DATA SUPPLIED:
◇ ◇ ◇ ◇ ◇

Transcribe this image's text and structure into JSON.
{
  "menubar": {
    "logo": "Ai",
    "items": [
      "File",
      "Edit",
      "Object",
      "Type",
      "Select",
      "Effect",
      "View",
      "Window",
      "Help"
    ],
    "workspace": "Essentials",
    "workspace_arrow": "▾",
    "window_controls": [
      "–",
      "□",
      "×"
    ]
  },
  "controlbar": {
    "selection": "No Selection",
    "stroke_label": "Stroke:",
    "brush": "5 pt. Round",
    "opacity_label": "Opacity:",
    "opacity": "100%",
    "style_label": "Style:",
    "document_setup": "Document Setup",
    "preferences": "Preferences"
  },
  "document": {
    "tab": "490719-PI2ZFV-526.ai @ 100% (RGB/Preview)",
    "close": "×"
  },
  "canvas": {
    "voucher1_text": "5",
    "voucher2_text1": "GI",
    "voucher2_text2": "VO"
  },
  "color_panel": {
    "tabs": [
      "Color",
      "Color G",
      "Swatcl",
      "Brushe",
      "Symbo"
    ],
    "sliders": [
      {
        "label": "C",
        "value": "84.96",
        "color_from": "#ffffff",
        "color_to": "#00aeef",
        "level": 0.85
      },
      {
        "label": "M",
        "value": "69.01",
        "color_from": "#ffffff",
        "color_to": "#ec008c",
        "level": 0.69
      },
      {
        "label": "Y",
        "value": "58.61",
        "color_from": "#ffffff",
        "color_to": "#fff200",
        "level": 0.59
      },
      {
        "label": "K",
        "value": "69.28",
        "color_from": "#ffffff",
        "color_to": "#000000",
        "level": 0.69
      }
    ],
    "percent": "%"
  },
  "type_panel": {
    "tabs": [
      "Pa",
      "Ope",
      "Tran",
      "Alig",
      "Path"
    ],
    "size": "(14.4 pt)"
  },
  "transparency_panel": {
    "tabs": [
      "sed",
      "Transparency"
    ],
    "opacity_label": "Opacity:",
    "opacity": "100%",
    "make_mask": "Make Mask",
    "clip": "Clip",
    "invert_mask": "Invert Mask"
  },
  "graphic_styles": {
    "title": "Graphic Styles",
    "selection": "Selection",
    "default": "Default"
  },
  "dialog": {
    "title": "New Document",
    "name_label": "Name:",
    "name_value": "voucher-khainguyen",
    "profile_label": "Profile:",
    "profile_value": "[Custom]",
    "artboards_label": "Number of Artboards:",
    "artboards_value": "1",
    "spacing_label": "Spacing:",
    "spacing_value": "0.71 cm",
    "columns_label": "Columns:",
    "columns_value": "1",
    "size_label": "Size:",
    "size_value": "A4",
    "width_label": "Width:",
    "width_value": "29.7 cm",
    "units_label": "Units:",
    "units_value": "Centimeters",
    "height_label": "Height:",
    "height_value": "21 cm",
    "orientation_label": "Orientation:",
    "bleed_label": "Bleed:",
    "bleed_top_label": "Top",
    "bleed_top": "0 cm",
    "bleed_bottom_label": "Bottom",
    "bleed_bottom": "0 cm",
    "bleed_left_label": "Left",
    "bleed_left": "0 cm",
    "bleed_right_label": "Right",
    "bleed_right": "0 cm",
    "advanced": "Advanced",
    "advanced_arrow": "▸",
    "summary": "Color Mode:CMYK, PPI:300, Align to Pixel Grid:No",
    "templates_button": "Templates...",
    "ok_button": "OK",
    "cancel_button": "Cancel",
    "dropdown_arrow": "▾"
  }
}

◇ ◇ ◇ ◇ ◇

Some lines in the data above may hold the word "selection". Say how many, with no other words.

2